In response to your request of June 17, 1971, we have examined into the information sent to you by Mr. L. A. Sies, an employee of the Naval Air Rework Facility, North Island, San Diego, California. Mr. Sies claimed that usable reworked bearings, excess to the current needs of the Rework Facility, I w=--being -disposed of as scrap because a Navy instruction did 1 / not permit their return to the Navy xp-ly system. We interviewed Mr. Sies, discussed the matters included in this report with officials at the Rework Facility, and re- viewed instructions and other pertinent documents. Our examination showed that the Navy instruction and cur- rent procedures provided for the use, in all feasible instances, of reworked bearings in the repair and overhaul processes at the Rework Facility. Those reworked bearings not needed for current jobs, or not anticipated to be needed for jobs in the foreseeable future, either are transferred to another rework facility which has a need for such bearings or are determined to be excess to all known needs and are disposed of as scrap. Wer have confirmed that the Navy instruction does not ., permit_reworked bearings‘to be returned to the Navy supply system, because, at the present time, there is a lack of stan- dardization throughout the Navy pertaining to (1) inspection procedures, (2) quality control, and (3) qualifications 'of re- work personnel. As a result, assurance does not exist that reworked bearings will be equivalent to new bearings. We were told that, if reworked bearings were returned to the supply system as bearings that were usable but not equivalent to new, they would have to be given different Fed- eral Stock Numbers to distinguish them from new bearings and to identify each application which they were qualified for and that additional catalog and price data would have to be estab- lished. We were told also that these and other supply system changes would involve a substantial cost. 50 TH ANNIVERSARY 1921- 1971 lo406o”lj B-156022 In our review of past disposal of bearings, we were un- able to determine the quantity and value of the bearings be- cause of the absence of records. At the time of our review, however, there were 5,621 bearings on hand which were scheduled for disposal and were valued at about $13,000, or less than $3 a bearing. We were informed that this low unit cost was repre- sentative of the cost of bearings that were normally reworked at North Island. Our examination showed that it was possible that some of the bearings, valued at about $8,100, could be used by either North Island or other rework facilities for future repair jobs. Although procedures required, among other things, that bearings be retained for future repair jobs, North Island was consider- ing only past use, rather than future use, in this instance. Supervisory personnel told us, when apprised of the potential use for the bearings, that corrective action would be taken. Under existing procedures, in which reworked bearings are not returned to the Navy supply system, there might be some disposal of reworked bearings that could be used within the Navy. Because of the low unit cost of these bearings and the costs involved in effecting changes to the supply system to account for all reworked bearings, however, we believe that the Navy’s current policy of not returning reworked bearings to the supply systems is appropriate. We are returning the correspondence which you sent us, as you requested. We shall be pleased to discuss this matter with you further, if you should so desire. Sincerely yours, getfn< Comptroller General of the United States Enclosure The Honorable Bob Wilson .’ House of Representatives 2

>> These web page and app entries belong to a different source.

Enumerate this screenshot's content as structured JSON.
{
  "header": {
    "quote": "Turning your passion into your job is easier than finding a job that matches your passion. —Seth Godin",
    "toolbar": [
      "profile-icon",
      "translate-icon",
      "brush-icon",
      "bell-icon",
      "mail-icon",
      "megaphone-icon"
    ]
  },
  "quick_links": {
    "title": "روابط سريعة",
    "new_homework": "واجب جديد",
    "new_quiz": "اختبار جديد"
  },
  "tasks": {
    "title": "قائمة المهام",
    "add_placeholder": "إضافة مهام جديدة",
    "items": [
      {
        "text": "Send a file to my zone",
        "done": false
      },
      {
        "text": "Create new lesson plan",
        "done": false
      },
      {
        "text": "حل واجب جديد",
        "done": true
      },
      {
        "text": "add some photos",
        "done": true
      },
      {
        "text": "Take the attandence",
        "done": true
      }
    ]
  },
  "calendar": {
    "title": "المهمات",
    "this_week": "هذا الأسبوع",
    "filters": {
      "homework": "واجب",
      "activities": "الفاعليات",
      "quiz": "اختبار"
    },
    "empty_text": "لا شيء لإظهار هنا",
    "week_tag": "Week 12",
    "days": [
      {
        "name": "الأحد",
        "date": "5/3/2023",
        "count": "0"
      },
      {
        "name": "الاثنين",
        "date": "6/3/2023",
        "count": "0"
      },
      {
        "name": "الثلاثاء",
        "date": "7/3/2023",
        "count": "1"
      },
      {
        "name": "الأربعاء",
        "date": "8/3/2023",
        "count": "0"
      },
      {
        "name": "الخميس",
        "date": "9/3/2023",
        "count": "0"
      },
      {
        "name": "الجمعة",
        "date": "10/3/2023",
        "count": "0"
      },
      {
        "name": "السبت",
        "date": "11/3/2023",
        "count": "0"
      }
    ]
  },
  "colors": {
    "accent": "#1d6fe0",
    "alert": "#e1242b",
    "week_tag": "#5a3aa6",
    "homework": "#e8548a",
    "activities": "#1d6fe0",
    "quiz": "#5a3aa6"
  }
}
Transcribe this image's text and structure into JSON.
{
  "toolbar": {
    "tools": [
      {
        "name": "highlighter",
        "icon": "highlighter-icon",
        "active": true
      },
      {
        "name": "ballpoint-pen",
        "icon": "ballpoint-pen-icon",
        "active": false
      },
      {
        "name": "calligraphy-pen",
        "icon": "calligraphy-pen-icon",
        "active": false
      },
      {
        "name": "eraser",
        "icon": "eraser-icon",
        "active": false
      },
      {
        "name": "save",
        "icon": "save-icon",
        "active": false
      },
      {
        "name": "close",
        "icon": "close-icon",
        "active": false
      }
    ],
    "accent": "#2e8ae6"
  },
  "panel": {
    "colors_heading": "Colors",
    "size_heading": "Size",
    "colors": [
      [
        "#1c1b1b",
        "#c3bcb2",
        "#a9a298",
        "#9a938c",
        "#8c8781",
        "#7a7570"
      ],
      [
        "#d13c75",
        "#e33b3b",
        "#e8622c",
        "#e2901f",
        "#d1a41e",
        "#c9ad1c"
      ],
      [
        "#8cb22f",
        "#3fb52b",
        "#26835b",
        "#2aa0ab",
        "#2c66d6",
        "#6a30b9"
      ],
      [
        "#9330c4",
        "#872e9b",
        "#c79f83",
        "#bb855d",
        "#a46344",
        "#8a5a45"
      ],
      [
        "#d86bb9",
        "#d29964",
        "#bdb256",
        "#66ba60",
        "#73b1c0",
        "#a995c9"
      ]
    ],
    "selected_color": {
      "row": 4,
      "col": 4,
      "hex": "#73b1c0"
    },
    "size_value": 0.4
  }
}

Reworked Bearings Not To Be Returned to the Navy Supply System
Published by the Government Accountability Office on 1971-08-23.
Below is a raw (and likely hideous) rendition of the original report. (PDF)